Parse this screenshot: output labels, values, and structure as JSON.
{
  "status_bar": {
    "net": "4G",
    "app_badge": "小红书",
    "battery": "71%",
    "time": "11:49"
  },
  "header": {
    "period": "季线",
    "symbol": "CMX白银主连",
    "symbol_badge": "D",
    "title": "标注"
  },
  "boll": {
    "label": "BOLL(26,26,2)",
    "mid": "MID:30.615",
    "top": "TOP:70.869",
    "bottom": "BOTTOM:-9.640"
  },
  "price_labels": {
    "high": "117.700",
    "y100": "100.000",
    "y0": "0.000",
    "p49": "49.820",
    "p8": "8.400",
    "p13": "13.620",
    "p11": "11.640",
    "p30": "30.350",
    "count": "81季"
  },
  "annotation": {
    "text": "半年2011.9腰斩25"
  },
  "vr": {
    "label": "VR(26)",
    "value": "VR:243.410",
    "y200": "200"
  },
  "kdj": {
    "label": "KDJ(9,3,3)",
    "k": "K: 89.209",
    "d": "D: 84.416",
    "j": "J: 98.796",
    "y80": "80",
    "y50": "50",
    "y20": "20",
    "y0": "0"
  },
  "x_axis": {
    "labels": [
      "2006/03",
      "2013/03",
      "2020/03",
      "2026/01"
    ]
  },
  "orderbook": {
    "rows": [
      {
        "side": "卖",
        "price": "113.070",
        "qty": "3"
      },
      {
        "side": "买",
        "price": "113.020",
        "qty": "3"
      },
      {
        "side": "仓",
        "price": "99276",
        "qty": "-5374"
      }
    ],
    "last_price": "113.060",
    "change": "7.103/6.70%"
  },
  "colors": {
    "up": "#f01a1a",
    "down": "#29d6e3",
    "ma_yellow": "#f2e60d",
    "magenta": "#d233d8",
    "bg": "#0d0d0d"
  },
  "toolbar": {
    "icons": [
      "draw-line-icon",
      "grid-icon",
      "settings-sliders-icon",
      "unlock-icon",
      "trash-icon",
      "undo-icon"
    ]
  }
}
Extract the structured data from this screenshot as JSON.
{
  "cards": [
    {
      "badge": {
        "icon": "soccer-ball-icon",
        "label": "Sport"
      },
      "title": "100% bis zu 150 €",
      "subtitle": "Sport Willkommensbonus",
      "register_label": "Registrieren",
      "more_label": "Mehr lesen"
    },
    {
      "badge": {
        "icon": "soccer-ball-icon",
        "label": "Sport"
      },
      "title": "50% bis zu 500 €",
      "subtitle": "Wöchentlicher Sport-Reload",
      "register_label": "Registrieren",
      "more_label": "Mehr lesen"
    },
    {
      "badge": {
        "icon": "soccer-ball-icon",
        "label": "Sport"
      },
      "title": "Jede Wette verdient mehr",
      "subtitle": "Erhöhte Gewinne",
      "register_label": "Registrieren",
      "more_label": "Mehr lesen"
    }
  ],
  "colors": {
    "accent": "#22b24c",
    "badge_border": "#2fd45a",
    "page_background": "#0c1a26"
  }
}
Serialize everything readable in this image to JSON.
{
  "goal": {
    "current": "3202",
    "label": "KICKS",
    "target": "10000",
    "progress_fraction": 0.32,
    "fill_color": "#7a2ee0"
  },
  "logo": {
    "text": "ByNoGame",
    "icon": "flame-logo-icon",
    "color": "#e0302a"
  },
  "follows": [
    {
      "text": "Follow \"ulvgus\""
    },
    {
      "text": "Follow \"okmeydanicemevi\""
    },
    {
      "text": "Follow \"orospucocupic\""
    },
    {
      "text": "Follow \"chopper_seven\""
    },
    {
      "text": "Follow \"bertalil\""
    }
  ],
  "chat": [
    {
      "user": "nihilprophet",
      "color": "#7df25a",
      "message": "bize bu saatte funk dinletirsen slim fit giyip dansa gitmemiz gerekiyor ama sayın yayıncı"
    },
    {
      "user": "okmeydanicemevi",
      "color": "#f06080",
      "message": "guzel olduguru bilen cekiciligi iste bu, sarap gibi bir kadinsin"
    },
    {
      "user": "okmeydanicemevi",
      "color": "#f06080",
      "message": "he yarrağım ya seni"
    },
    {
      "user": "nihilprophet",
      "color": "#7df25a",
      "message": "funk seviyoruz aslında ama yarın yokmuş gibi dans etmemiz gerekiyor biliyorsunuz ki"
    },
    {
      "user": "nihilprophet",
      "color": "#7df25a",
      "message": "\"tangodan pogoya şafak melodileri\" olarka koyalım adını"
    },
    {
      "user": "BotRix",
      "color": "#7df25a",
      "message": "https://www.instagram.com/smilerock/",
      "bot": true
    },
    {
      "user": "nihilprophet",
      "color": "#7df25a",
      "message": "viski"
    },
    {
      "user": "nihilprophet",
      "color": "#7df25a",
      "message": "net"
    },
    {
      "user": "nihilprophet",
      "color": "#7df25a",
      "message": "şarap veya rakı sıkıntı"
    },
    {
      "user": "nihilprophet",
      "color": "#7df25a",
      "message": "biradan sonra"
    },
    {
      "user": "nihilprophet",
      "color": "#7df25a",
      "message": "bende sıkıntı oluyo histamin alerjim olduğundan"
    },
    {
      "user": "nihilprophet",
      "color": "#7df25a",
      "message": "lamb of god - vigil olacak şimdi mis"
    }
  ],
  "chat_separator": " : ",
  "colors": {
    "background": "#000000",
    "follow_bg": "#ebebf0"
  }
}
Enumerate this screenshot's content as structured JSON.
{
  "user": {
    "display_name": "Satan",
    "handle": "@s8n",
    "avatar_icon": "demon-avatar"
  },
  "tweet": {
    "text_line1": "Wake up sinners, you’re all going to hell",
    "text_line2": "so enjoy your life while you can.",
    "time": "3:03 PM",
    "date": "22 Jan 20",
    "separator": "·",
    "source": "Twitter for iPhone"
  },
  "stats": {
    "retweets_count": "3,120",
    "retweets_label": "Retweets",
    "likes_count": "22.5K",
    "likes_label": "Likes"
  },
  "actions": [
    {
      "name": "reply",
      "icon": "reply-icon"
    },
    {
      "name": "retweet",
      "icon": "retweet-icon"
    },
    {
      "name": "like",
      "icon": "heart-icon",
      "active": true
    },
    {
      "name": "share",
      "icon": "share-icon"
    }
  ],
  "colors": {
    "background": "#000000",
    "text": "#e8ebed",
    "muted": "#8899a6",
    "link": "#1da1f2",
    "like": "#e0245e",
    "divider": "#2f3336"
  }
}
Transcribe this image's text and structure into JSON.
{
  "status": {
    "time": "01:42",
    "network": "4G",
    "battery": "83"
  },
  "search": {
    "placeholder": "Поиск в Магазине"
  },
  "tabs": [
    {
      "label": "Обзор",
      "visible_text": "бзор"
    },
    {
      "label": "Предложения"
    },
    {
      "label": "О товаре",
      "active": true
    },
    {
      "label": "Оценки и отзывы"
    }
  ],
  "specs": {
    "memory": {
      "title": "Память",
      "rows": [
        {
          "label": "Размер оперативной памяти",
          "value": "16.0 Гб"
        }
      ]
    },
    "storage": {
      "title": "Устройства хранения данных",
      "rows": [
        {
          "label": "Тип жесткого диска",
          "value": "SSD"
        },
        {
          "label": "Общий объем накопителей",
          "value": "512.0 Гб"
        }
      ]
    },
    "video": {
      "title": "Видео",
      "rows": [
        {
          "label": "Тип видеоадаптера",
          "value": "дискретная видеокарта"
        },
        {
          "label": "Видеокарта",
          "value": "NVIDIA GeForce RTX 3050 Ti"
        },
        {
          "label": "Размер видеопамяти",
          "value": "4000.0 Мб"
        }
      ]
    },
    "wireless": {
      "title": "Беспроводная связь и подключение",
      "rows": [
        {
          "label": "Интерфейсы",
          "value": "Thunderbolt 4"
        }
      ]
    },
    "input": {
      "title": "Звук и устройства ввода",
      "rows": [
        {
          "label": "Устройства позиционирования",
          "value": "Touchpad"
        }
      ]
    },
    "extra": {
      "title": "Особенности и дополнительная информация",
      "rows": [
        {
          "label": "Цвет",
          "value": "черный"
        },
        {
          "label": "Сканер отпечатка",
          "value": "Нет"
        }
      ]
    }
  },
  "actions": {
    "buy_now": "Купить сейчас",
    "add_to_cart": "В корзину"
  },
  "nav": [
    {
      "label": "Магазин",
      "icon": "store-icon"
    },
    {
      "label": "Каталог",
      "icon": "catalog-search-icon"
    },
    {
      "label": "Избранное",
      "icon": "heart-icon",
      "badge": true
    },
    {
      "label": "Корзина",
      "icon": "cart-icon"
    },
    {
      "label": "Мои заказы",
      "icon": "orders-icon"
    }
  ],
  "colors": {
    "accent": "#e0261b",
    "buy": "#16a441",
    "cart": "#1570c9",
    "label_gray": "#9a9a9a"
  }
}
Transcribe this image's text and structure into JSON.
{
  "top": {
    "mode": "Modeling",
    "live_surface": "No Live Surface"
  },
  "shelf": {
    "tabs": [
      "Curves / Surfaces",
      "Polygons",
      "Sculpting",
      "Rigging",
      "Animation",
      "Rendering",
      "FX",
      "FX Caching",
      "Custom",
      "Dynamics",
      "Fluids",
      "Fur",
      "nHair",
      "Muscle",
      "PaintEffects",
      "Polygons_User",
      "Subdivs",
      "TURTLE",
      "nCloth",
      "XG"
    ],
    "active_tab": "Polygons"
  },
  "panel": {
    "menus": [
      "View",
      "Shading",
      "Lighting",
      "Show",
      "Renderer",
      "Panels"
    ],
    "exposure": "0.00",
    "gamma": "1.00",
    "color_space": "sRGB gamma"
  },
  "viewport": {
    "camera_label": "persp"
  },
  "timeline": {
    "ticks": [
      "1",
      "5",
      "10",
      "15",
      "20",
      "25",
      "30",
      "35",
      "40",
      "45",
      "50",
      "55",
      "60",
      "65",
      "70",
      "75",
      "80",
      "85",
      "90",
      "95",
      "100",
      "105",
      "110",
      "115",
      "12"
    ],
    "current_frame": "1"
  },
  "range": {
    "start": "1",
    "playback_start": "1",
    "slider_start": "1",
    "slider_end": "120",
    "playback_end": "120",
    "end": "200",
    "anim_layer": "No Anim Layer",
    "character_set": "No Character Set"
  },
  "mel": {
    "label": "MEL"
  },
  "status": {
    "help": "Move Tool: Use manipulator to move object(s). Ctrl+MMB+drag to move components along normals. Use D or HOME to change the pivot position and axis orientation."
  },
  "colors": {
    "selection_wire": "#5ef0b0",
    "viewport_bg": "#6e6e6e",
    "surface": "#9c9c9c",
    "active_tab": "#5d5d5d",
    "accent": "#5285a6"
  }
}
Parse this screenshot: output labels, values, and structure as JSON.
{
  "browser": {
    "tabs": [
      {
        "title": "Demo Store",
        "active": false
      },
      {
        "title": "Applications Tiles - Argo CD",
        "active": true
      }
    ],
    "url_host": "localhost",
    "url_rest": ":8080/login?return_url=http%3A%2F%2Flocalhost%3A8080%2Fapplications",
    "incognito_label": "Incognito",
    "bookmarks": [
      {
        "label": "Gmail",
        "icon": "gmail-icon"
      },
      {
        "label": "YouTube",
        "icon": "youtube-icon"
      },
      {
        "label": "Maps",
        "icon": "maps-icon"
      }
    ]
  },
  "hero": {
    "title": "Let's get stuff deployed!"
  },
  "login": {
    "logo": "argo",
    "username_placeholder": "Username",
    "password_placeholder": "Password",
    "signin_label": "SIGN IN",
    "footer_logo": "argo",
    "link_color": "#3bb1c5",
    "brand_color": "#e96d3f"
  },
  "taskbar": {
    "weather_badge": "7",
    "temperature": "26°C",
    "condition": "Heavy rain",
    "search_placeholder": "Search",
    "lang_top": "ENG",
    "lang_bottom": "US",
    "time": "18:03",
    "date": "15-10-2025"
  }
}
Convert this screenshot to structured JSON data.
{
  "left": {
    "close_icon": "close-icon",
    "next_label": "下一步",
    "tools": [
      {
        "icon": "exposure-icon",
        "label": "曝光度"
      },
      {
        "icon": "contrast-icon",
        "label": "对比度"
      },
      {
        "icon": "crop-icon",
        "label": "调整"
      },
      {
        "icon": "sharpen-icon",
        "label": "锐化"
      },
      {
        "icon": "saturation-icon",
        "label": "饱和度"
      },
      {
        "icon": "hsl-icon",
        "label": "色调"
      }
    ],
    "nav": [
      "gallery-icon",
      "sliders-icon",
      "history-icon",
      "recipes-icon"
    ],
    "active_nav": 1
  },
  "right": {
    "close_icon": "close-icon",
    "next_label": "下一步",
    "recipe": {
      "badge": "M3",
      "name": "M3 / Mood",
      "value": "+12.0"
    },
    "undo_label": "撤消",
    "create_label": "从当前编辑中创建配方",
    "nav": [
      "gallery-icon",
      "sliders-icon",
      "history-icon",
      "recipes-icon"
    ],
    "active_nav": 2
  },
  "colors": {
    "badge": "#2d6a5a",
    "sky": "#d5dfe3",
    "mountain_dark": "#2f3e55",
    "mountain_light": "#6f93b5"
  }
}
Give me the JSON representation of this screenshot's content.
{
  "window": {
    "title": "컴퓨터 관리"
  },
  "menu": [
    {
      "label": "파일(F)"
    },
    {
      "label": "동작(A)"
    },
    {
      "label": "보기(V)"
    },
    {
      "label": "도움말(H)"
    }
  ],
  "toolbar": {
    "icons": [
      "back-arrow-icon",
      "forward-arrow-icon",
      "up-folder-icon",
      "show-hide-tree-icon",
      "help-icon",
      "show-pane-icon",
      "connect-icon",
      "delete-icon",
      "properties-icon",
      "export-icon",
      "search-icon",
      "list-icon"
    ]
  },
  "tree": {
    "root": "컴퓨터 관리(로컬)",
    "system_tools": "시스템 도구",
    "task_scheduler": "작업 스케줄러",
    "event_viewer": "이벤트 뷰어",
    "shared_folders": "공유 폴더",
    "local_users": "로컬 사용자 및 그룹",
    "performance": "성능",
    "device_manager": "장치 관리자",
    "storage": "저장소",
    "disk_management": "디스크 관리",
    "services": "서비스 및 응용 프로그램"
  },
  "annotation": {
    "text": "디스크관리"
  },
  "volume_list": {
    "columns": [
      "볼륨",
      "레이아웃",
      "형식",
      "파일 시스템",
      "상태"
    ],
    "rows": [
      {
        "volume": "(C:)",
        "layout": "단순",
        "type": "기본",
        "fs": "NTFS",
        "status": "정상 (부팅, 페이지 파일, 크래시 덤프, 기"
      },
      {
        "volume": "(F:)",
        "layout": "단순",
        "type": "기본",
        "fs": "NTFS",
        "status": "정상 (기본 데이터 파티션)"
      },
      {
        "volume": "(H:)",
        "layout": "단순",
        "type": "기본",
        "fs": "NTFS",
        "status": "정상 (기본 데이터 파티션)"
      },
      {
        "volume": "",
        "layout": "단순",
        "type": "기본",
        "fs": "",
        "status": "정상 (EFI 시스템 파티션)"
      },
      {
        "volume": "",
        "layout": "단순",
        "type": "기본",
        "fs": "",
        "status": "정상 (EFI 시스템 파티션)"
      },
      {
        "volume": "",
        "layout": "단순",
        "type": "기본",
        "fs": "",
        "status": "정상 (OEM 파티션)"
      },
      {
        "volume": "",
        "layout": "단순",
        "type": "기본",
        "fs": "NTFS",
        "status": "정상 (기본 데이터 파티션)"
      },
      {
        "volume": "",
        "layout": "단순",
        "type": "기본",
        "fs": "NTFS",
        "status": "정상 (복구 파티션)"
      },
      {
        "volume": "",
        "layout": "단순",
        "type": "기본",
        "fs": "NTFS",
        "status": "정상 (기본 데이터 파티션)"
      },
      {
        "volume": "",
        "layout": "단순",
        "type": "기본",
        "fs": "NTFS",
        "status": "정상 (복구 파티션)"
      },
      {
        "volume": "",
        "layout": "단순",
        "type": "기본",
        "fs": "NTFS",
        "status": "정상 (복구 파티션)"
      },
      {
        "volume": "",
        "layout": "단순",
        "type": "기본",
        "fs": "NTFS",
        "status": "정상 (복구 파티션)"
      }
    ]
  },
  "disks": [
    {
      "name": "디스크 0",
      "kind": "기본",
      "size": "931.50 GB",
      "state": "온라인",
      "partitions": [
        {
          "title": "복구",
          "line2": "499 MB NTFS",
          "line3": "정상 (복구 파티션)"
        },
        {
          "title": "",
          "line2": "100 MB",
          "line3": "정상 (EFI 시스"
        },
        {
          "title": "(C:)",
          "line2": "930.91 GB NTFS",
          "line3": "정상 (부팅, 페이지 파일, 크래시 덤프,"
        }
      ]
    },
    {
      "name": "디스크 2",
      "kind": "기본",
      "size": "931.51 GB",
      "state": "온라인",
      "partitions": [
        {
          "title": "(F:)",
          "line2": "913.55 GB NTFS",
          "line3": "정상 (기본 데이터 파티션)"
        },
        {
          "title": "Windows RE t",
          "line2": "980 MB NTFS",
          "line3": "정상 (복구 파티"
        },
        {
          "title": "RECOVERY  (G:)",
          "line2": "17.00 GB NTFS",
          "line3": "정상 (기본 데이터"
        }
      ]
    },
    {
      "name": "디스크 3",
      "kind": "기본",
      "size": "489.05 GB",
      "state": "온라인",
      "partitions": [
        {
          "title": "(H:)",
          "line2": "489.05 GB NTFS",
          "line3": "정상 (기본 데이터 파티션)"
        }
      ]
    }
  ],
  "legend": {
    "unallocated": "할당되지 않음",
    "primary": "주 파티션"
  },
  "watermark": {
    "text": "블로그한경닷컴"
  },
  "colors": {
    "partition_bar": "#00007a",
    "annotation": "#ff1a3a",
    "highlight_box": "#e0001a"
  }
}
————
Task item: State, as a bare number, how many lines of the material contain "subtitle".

Your response: 3